The case of the Bastrop County Complex illustrates the need for a new way of thinking about the issue of wildfire. In September of 2011, a year of severe drought, a summer of record-breaking heat, winds from a tropical storm, and a few sparks combined to create the fire, which burned through 34,000 acres of southeastern Texas, claiming two lives and nearly 1,700 homes and leaving property damage totaling $325 million. In addition to human tragedy, the fire torched most of a unique population of loblolly pines in the area’s famous Lost Pines Forest.
Four years later, the memory still fresh in the minds of community members, 575 fire scientists and managers from around the world met nearby in San Antonio during the Association for Fire Ecology’s (AFE) Sixth International Congress — an important knowledge sharing event around the role of fire in land management that only happens once every two or three years.

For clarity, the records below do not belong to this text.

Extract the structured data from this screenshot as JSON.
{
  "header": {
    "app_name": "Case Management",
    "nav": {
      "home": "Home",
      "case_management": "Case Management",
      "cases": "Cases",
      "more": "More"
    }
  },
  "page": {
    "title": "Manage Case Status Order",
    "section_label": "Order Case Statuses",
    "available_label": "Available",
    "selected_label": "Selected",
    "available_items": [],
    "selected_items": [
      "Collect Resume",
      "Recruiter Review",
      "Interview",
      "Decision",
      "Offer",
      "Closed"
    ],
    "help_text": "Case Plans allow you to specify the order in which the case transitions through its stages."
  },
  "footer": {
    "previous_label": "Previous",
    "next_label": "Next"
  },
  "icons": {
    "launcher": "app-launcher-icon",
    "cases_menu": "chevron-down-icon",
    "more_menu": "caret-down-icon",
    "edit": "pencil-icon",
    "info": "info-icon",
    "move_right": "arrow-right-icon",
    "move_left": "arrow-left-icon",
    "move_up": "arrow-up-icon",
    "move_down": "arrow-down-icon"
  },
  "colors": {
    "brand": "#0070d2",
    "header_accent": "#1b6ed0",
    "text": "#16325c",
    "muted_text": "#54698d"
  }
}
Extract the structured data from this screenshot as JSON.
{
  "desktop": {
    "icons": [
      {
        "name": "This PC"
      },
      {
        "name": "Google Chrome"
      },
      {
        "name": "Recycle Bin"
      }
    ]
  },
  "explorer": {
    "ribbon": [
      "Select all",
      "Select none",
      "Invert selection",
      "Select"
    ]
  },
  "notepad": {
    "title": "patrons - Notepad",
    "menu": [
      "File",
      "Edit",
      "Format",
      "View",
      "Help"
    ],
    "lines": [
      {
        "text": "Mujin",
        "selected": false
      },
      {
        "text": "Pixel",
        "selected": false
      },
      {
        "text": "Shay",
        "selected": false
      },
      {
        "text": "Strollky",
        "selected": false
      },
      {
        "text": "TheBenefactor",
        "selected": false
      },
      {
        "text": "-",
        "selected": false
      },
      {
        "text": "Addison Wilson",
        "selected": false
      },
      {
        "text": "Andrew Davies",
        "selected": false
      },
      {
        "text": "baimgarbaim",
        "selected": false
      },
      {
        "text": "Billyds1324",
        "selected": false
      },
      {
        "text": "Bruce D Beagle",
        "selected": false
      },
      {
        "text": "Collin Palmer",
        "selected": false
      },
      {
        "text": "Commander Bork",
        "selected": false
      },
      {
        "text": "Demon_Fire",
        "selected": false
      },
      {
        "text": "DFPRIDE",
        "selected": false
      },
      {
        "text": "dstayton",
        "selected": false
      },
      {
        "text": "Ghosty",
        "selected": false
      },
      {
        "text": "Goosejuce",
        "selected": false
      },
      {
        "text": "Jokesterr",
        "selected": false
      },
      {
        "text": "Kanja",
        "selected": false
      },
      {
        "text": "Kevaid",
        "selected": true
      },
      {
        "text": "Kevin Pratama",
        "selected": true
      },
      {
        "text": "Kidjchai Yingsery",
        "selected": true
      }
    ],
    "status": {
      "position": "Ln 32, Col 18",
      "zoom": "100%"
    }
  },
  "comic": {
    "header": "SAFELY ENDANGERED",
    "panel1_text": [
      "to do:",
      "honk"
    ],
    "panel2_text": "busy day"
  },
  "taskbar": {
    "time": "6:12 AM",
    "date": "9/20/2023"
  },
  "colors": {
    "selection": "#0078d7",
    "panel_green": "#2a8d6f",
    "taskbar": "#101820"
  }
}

Among the attendees were scientists from the U.S. Forest Service Eastern Forest Environmental Threat Assessment Center and partners from Oak Ridge National Laboratory who presented a large body of research during a special session focused on leveraging big data for fire monitoring, planning, and management.
“By big data we mean the use of large datasets that previously did not exist or that were too cumbersome to process or disseminate efficiently. Sometimes we mean a large number of datasets that can be integrated, as with risk assessments, or a single dataset that is big because of its spatial resolution or frequency. Many are large because they cover extensive areas, like the whole continental United States or Earth, but large datasets also result from very detailed analyses of smaller landscapes,” explains Steve Norman, research ecologist with the Eastern Threat Center who co-organized the special session along with Center Director Danny C. Lee.
“Not that long ago, such datasets did not exist and few people had the means to analyze them. Our session explored how technological developments can help us better address fire management and science questions we’ve long had, but have struggled with, as well as ask important questions we never thought to ask before.”
According to Norman, while fire and related data may be available for the whole country, this does not mean that the data are only useful for national and regional policymakers or experts. “These data products often have relevance for local areas, such as datasets that describe fire hazards and risks and that monitor forest change. We can narrow down to places like Bastrop, Texas, to understand fire impacts using the same tools that we use to track fires and fire hazards across the greater region,” says Norman. Fire behavior during the 2011 Bastrop County Complex was much more severe than had been experienced before in the area. Big data can provide insights toward better solutions for living with fire, especially as similar fire behavior changes are occurring elsewhere in the nation.
Norman says the highlight of the Congress for him was a day trip to lands burned in the Bastrop County Complex that allowed him and other attendees to better understand the fire’s aftermath. “Finding solutions to local fire problems is sometimes so difficult that we need to bring everything we have to bear on the issue,” says Norman. “The AFE International Congress provided a realized opportunity to network with scientists, non-governmental organizations, and forest managers — to learn from their successes and approaches to problem solving.”
For more information, email Steve Norman at firstname.lastname@example.org.